So, now that that was a concept and part of the amateur landscape, we felt that it was important as a state association for us to take a look at this new concept, and our amateurism rules did not address name, image and likeness at all.

We reviewed it with our legal counsel, we looked at the NCAA policies, we looked at Connecticut general statute and came up with the language that we have that was very much consistent with what our colleagues across the country were looking at. In fact, our starting point was actually language that was developed in New Jersey. And so we took that as a starting point for us here in Connecticut, in looking at it as well.

So, our policy has changed, our policy has been updated to include the concept of name, image and likeness, which was new to amateurism rules.

WSHU: What kind of impact will this new change have on student-athletes, and what sports will benefit from this change?

GL: It's hard to forecast what impact it may have at this time.
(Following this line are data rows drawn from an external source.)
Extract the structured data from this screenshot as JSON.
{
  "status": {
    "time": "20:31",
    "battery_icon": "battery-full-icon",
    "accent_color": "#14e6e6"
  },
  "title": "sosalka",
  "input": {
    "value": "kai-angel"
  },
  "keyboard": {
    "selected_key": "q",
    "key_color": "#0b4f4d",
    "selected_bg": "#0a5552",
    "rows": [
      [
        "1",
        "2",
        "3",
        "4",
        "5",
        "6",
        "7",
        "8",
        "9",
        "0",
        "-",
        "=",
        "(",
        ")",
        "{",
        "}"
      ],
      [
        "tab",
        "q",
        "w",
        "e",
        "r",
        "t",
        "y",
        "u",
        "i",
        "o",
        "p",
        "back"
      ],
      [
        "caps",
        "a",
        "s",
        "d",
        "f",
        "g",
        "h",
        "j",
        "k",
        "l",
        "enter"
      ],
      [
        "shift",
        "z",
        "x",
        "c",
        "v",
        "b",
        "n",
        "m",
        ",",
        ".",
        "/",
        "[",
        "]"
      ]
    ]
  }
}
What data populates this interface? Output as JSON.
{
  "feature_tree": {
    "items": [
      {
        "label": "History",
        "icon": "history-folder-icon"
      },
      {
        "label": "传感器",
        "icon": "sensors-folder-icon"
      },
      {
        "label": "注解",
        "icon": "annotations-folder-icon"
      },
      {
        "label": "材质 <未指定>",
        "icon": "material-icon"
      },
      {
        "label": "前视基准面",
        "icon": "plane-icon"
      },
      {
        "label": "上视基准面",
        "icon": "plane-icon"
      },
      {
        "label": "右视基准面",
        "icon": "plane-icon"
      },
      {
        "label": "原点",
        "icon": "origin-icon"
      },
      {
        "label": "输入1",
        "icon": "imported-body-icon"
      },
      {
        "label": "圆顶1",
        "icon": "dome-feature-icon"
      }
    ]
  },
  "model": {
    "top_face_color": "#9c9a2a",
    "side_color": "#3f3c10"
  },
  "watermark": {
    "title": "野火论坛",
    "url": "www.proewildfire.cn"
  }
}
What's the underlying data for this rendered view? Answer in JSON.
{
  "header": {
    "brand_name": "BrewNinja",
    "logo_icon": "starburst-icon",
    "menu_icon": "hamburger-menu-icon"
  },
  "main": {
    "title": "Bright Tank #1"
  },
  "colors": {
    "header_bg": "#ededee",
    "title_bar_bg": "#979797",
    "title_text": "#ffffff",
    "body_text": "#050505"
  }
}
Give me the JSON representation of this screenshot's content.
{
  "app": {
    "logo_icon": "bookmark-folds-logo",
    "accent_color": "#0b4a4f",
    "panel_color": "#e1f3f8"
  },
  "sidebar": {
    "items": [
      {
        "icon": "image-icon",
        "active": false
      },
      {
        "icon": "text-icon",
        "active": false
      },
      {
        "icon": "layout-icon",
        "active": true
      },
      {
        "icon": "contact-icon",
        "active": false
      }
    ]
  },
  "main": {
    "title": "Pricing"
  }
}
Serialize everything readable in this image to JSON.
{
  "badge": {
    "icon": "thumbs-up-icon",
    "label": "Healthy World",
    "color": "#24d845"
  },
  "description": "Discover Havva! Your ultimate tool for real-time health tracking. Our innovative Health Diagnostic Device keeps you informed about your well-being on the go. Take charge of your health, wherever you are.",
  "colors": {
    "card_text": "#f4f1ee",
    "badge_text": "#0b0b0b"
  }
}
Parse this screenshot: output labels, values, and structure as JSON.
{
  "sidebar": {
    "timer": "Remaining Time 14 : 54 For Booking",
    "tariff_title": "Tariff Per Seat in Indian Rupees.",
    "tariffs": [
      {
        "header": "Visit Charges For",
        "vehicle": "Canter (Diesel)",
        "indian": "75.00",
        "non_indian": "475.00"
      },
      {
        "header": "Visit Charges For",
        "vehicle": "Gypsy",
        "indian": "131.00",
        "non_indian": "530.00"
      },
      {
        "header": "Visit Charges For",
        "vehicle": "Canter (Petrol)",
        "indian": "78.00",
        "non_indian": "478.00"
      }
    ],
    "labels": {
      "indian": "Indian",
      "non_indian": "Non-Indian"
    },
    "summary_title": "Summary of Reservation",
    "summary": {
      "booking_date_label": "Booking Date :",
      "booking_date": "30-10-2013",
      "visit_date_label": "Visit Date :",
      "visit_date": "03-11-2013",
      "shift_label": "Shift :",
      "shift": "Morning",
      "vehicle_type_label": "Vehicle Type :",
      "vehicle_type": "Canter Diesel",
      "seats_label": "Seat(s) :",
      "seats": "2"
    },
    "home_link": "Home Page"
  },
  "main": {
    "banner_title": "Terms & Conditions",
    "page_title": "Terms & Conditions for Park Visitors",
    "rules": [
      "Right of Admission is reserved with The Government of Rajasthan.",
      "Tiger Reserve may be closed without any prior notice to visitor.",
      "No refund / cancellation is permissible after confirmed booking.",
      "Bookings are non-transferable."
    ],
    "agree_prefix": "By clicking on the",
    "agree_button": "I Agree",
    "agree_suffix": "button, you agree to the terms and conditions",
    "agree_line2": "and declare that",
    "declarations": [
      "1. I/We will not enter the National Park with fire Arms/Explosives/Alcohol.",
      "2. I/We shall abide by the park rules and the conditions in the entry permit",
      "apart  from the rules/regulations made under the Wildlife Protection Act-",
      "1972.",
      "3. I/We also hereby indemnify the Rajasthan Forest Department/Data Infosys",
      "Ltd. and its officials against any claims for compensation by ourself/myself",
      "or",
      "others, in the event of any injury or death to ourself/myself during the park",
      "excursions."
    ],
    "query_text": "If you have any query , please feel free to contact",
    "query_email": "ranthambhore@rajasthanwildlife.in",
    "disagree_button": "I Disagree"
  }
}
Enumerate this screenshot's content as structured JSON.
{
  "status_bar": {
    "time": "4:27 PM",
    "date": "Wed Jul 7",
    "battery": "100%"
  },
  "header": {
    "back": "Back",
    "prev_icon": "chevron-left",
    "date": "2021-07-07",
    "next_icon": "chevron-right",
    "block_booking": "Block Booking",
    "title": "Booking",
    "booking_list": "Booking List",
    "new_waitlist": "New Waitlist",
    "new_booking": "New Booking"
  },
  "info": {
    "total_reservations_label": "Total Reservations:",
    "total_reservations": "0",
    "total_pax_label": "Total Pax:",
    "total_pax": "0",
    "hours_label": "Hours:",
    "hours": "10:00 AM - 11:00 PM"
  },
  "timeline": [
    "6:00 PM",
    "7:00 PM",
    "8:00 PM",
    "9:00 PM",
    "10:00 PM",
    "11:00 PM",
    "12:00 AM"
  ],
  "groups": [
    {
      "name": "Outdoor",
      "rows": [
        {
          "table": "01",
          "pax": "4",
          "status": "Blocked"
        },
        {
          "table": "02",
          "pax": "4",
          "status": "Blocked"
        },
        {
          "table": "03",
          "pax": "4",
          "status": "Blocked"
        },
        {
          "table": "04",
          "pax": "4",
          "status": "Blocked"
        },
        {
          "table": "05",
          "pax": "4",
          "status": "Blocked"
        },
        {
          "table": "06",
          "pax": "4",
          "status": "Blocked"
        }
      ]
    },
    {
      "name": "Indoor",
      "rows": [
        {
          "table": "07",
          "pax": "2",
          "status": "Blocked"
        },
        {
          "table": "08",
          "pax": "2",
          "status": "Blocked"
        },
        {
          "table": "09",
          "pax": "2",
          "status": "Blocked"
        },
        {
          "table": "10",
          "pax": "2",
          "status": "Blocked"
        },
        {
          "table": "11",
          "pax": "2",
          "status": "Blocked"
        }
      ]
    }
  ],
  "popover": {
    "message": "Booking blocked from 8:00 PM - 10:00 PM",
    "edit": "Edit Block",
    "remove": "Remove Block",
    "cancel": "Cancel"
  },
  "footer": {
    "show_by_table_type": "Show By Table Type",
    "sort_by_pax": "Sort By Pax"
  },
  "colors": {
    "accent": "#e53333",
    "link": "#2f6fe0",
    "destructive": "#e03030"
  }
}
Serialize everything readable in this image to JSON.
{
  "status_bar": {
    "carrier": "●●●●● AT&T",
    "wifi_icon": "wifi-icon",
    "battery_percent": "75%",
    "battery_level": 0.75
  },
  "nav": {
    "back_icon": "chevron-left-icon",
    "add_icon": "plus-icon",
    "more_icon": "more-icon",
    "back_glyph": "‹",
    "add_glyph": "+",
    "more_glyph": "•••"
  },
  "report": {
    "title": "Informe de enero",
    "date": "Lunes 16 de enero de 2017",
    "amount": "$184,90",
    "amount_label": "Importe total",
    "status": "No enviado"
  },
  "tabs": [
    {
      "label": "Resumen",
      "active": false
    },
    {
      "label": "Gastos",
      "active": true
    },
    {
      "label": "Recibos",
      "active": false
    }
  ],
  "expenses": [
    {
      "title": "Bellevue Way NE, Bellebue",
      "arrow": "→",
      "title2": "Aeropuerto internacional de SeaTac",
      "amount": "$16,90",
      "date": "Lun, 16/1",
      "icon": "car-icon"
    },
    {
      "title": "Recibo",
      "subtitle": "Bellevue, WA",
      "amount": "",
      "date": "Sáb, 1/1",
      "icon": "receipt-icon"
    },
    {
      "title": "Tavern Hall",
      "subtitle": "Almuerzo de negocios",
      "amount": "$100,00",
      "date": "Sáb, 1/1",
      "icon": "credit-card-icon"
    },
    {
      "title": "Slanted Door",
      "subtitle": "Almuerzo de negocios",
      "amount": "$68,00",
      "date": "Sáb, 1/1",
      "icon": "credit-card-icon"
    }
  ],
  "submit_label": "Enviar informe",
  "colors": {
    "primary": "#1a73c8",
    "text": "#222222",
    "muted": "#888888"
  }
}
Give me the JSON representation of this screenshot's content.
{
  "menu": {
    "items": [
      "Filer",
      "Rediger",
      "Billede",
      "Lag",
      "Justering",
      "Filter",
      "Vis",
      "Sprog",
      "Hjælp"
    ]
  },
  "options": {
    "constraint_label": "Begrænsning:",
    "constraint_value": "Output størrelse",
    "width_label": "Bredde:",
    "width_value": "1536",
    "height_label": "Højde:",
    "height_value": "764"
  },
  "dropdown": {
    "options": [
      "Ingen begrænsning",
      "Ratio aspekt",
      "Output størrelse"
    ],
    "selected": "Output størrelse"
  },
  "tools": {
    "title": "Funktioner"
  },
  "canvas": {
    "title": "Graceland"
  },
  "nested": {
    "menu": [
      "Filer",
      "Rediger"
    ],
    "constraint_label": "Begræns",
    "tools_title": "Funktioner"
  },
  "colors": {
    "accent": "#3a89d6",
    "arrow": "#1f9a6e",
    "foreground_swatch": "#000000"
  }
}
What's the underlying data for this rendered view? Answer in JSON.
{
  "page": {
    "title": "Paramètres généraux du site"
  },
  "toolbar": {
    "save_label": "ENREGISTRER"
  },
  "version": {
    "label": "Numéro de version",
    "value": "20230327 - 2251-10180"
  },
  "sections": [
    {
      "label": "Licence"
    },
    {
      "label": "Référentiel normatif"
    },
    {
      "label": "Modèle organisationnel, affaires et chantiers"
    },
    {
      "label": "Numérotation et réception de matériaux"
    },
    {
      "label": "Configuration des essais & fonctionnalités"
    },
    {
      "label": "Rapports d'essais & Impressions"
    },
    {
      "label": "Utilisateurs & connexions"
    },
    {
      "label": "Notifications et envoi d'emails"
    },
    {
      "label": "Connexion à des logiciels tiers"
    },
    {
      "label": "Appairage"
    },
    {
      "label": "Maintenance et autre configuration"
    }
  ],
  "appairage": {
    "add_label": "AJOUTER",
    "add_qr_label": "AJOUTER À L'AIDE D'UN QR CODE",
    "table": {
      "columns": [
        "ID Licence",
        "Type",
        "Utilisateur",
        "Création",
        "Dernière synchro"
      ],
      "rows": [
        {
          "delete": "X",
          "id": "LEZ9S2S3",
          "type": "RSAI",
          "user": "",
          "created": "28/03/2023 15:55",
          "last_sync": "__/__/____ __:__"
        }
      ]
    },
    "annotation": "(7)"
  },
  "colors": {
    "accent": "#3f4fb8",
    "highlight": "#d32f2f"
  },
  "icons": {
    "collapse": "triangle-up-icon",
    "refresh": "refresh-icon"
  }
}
We'll go just on what we know from the past year. Again, this isn't new. We actually took this action back in the winter. So, we've had the policy in place for about a half a year now, but across the country, I'm not aware of any high school athlete that has signed a name, image and likeness deal.

Again, we don't see this as something that will significantly change the landscape of high school sports, but because it is new, having the language down and having a basis for us to go from if a conversation comes up to make sure that a student-athlete does not violate their amateur status, whether it's with the CIAC or with the NCAA, it’s important to protect the interests of the student-athletes that we serve.

WSHU: Are you surprised by seeing how much attention this has received since the policy change was announced?

GL: Well, I didn't think we'd see a pandemic either. So, we've come to expect the unexpected, I think, but this has been a long time in the making. I think, if you look back at the collegiate level, some challenges in terms of concerns of equity, on the collegiate level, as well as within gaming worlds, looking at different video games use of the name, image and likeness of college athletes in their games and being able to benefit off of that, but the kids themselves not being able to benefit from the use of their name, image and likeness has really set the groundwork for this.

And so I think this has been coming for quite some time. So we're not as surprised that it's come and that it's here. The best thing that we can do is try to understand it the best we can, as this becomes a concept and be prepared for those discussions if and when they need to take place.